Required work ->
All of the lines below need to be copied exactly, apart from the pictures.

Data records for software interfaces:
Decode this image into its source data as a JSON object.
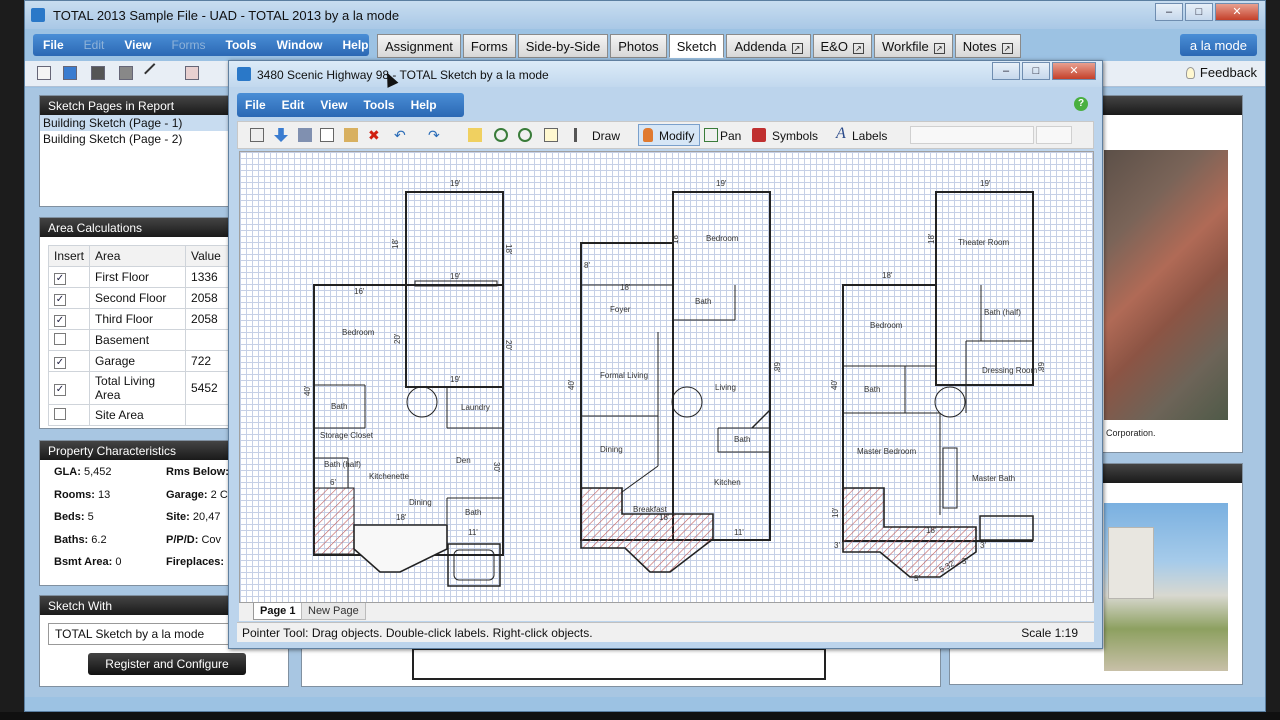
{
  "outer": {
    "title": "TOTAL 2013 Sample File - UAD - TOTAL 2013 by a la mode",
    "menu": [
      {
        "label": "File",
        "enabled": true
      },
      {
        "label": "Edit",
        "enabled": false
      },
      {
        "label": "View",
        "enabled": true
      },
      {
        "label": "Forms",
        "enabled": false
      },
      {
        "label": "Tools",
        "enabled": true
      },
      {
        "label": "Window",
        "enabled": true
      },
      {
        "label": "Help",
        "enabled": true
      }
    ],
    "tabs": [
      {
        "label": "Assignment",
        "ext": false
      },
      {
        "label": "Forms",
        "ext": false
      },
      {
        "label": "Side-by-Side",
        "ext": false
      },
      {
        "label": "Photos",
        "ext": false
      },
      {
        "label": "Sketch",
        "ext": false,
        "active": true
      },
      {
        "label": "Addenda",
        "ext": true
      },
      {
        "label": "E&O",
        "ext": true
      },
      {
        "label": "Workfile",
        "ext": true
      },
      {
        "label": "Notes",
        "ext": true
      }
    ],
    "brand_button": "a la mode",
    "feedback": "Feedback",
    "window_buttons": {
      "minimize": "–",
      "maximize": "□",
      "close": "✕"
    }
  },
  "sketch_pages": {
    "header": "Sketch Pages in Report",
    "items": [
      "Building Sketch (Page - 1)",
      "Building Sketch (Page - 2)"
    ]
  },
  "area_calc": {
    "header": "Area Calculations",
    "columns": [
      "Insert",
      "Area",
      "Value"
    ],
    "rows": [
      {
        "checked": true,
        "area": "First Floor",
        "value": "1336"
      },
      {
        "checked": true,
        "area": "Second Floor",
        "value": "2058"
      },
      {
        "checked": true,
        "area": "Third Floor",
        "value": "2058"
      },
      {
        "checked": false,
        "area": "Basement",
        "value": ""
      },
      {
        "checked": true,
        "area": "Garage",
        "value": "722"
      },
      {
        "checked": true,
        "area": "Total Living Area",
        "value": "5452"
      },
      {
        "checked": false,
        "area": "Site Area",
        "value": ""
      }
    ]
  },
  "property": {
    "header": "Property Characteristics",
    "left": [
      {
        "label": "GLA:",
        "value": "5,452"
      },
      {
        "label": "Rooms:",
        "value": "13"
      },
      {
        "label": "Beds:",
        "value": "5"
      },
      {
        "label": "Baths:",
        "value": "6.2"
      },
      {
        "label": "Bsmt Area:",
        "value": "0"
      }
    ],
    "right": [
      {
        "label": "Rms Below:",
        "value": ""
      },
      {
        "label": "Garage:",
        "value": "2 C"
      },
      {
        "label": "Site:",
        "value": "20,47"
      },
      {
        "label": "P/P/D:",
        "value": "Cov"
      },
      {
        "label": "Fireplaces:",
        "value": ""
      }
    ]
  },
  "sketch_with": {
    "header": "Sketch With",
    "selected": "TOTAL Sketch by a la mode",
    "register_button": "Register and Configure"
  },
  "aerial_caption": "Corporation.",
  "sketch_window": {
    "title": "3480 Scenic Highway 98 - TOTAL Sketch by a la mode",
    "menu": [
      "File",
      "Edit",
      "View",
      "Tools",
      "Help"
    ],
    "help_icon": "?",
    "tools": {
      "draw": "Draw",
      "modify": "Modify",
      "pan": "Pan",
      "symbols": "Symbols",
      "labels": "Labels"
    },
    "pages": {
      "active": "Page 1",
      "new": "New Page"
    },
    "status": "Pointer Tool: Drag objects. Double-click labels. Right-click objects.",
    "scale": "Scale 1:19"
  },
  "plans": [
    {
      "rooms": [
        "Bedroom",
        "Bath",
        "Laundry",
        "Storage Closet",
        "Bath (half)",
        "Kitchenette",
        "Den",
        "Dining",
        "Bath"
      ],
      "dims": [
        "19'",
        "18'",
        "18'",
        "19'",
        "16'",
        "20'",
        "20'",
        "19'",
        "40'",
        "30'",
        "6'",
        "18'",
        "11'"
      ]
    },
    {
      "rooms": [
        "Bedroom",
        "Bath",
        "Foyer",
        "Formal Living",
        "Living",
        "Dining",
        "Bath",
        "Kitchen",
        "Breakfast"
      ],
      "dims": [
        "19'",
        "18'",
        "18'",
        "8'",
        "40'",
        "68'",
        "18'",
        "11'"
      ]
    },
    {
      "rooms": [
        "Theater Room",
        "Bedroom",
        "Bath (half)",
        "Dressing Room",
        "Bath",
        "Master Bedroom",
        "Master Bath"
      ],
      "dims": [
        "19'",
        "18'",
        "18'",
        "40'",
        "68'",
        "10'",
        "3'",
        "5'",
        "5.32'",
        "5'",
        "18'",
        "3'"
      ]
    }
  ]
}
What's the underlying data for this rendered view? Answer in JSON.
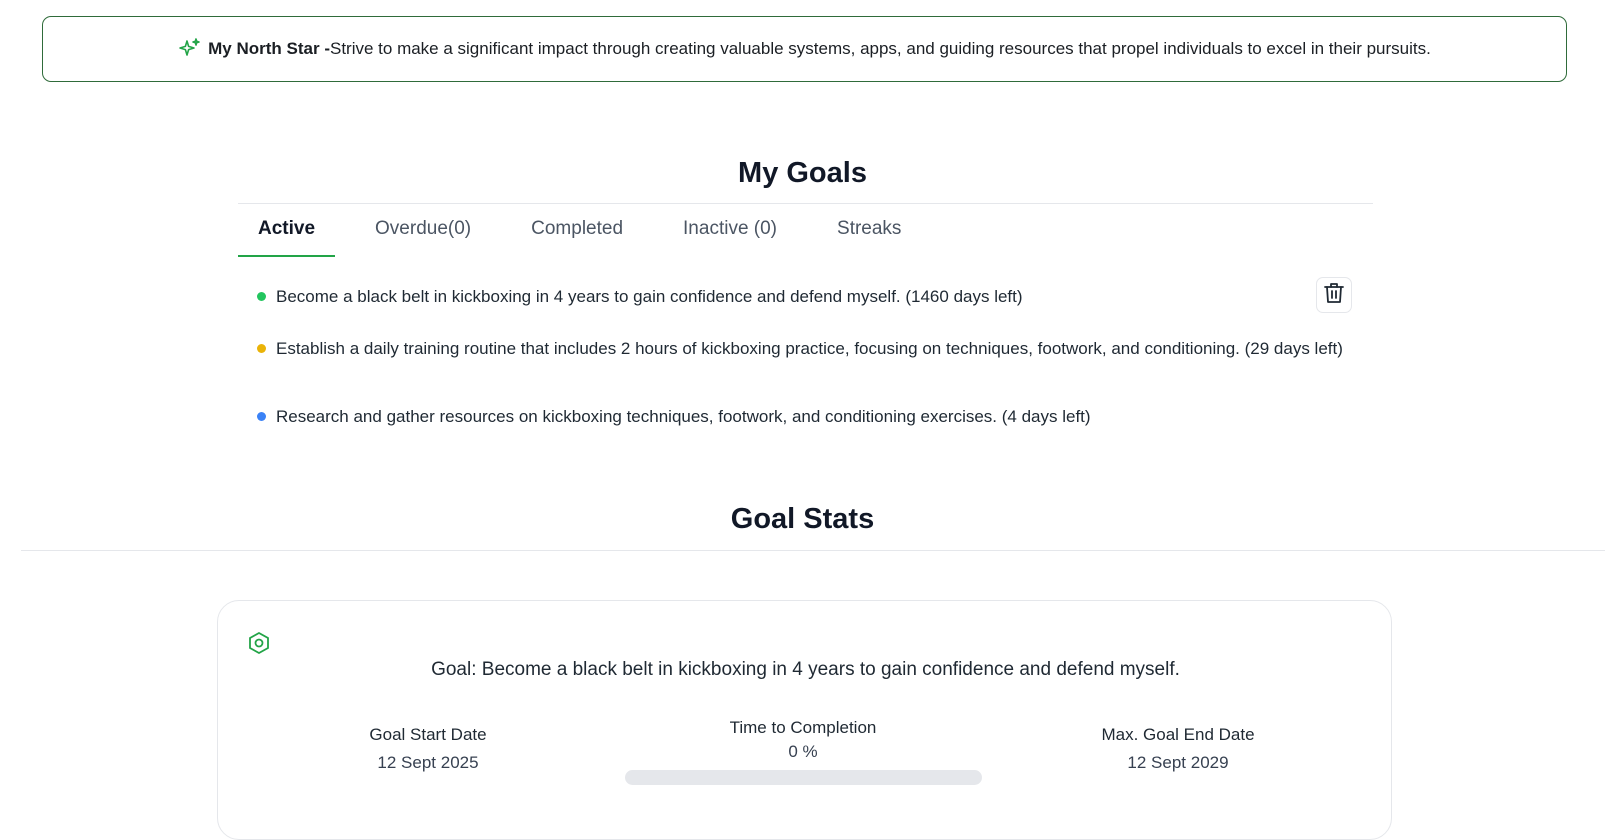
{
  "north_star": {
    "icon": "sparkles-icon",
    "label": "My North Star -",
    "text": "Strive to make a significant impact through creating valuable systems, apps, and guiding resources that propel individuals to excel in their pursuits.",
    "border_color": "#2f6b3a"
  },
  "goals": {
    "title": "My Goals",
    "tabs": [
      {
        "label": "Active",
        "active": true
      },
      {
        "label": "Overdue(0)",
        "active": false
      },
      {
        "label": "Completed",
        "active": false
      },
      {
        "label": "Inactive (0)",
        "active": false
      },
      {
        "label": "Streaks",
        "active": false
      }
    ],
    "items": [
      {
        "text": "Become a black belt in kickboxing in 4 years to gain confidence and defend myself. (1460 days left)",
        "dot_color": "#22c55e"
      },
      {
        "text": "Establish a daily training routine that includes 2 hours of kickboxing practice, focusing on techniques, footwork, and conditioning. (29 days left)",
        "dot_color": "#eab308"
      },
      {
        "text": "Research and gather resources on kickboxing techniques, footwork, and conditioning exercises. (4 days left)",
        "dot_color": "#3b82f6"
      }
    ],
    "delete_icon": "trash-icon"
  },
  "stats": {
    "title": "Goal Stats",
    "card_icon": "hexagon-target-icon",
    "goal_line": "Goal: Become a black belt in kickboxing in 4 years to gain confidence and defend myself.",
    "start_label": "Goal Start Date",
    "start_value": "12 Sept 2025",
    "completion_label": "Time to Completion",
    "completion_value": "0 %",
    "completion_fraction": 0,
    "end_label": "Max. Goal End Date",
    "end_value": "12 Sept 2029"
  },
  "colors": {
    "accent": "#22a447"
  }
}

The completed task ->
Decode this image into its source data as a JSON object.
{
  "outer": {
    "title": "TOTAL 2013 Sample File - UAD - TOTAL 2013 by a la mode",
    "menu": [
      {
        "label": "File",
        "enabled": true
      },
      {
        "label": "Edit",
        "enabled": false
      },
      {
        "label": "View",
        "enabled": true
      },
      {
        "label": "Forms",
        "enabled": false
      },
      {
        "label": "Tools",
        "enabled": true
      },
      {
        "label": "Window",
        "enabled": true
      },
      {
        "label": "Help",
        "enabled": true
      }
    ],
    "tabs": [
      {
        "label": "Assignment",
        "ext": false
      },
      {
        "label": "Forms",
        "ext": false
      },
      {
        "label": "Side-by-Side",
        "ext": false
      },
      {
        "label": "Photos",
        "ext": false
      },
      {
        "label": "Sketch",
        "ext": false,
        "active": true
      },
      {
        "label": "Addenda",
        "ext": true
      },
      {
        "label": "E&O",
        "ext": true
      },
      {
        "label": "Workfile",
        "ext": true
      },
      {
        "label": "Notes",
        "ext": true
      }
    ],
    "brand_button": "a la mode",
    "feedback": "Feedback",
    "window_buttons": {
      "minimize": "–",
      "maximize": "□",
      "close": "✕"
    }
  },
  "sketch_pages": {
    "header": "Sketch Pages in Report",
    "items": [
      "Building Sketch (Page - 1)",
      "Building Sketch (Page - 2)"
    ]
  },
  "area_calc": {
    "header": "Area Calculations",
    "columns": [
      "Insert",
      "Area",
      "Value"
    ],
    "rows": [
      {
        "checked": true,
        "area": "First Floor",
        "value": "1336"
      },
      {
        "checked": true,
        "area": "Second Floor",
        "value": "2058"
      },
      {
        "checked": true,
        "area": "Third Floor",
        "value": "2058"
      },
      {
        "checked": false,
        "area": "Basement",
        "value": ""
      },
      {
        "checked": true,
        "area": "Garage",
        "value": "722"
      },
      {
        "checked": true,
        "area": "Total Living Area",
        "value": "5452"
      },
      {
        "checked": false,
        "area": "Site Area",
        "value": ""
      }
    ]
  },
  "property": {
    "header": "Property Characteristics",
    "left": [
      {
        "label": "GLA:",
        "value": "5,452"
      },
      {
        "label": "Rooms:",
        "value": "13"
      },
      {
        "label": "Beds:",
        "value": "5"
      },
      {
        "label": "Baths:",
        "value": "6.2"
      },
      {
        "label": "Bsmt Area:",
        "value": "0"
      }
    ],
    "right": [
      {
        "label": "Rms Below:",
        "value": ""
      },
      {
        "label": "Garage:",
        "value": "2 C"
      },
      {
        "label": "Site:",
        "value": "20,47"
      },
      {
        "label": "P/P/D:",
        "value": "Cov"
      },
      {
        "label": "Fireplaces:",
        "value": ""
      }
    ]
  },
  "sketch_with": {
    "header": "Sketch With",
    "selected": "TOTAL Sketch by a la mode",
    "register_button": "Register and Configure"
  },
  "aerial_caption": "Corporation.",
  "sketch_window": {
    "title": "3480 Scenic Highway 98 - TOTAL Sketch by a la mode",
    "menu": [
      "File",
      "Edit",
      "View",
      "Tools",
      "Help"
    ],
    "help_icon": "?",
    "tools": {
      "draw": "Draw",
      "modify": "Modify",
      "pan": "Pan",
      "symbols": "Symbols",
      "labels": "Labels"
    },
    "pages": {
      "active": "Page 1",
      "new": "New Page"
    },
    "status": "Pointer Tool: Drag objects. Double-click labels. Right-click objects.",
    "scale": "Scale 1:19"
  },
  "plans": [
    {
      "rooms": [
        "Bedroom",
        "Bath",
        "Laundry",
        "Storage Closet",
        "Bath (half)",
        "Kitchenette",
        "Den",
        "Dining",
        "Bath"
      ],
      "dims": [
        "19'",
        "18'",
        "18'",
        "19'",
        "16'",
        "20'",
        "20'",
        "19'",
        "40'",
        "30'",
        "6'",
        "18'",
        "11'"
      ]
    },
    {
      "rooms": [
        "Bedroom",
        "Bath",
        "Foyer",
        "Formal Living",
        "Living",
        "Dining",
        "Bath",
        "Kitchen",
        "Breakfast"
      ],
      "dims": [
        "19'",
        "18'",
        "18'",
        "8'",
        "40'",
        "68'",
        "18'",
        "11'"
      ]
    },
    {
      "rooms": [
        "Theater Room",
        "Bedroom",
        "Bath (half)",
        "Dressing Room",
        "Bath",
        "Master Bedroom",
        "Master Bath"
      ],
      "dims": [
        "19'",
        "18'",
        "18'",
        "40'",
        "68'",
        "10'",
        "3'",
        "5'",
        "5.32'",
        "5'",
        "18'",
        "3'"
      ]
    }
  ]
}
What's the underlying data for this rendered view? Answer in JSON.
{
  "north_star": {
    "icon": "sparkles-icon",
    "label": "My North Star -",
    "text": "Strive to make a significant impact through creating valuable systems, apps, and guiding resources that propel individuals to excel in their pursuits.",
    "border_color": "#2f6b3a"
  },
  "goals": {
    "title": "My Goals",
    "tabs": [
      {
        "label": "Active",
        "active": true
      },
      {
        "label": "Overdue(0)",
        "active": false
      },
      {
        "label": "Completed",
        "active": false
      },
      {
        "label": "Inactive (0)",
        "active": false
      },
      {
        "label": "Streaks",
        "active": false
      }
    ],
    "items": [
      {
        "text": "Become a black belt in kickboxing in 4 years to gain confidence and defend myself. (1460 days left)",
        "dot_color": "#22c55e"
      },
      {
        "text": "Establish a daily training routine that includes 2 hours of kickboxing practice, focusing on techniques, footwork, and conditioning. (29 days left)",
        "dot_color": "#eab308"
      },
      {
        "text": "Research and gather resources on kickboxing techniques, footwork, and conditioning exercises. (4 days left)",
        "dot_color": "#3b82f6"
      }
    ],
    "delete_icon": "trash-icon"
  },
  "stats": {
    "title": "Goal Stats",
    "card_icon": "hexagon-target-icon",
    "goal_line": "Goal: Become a black belt in kickboxing in 4 years to gain confidence and defend myself.",
    "start_label": "Goal Start Date",
    "start_value": "12 Sept 2025",
    "completion_label": "Time to Completion",
    "completion_value": "0 %",
    "completion_fraction": 0,
    "end_label": "Max. Goal End Date",
    "end_value": "12 Sept 2029"
  },
  "colors": {
    "accent": "#22a447"
  }
}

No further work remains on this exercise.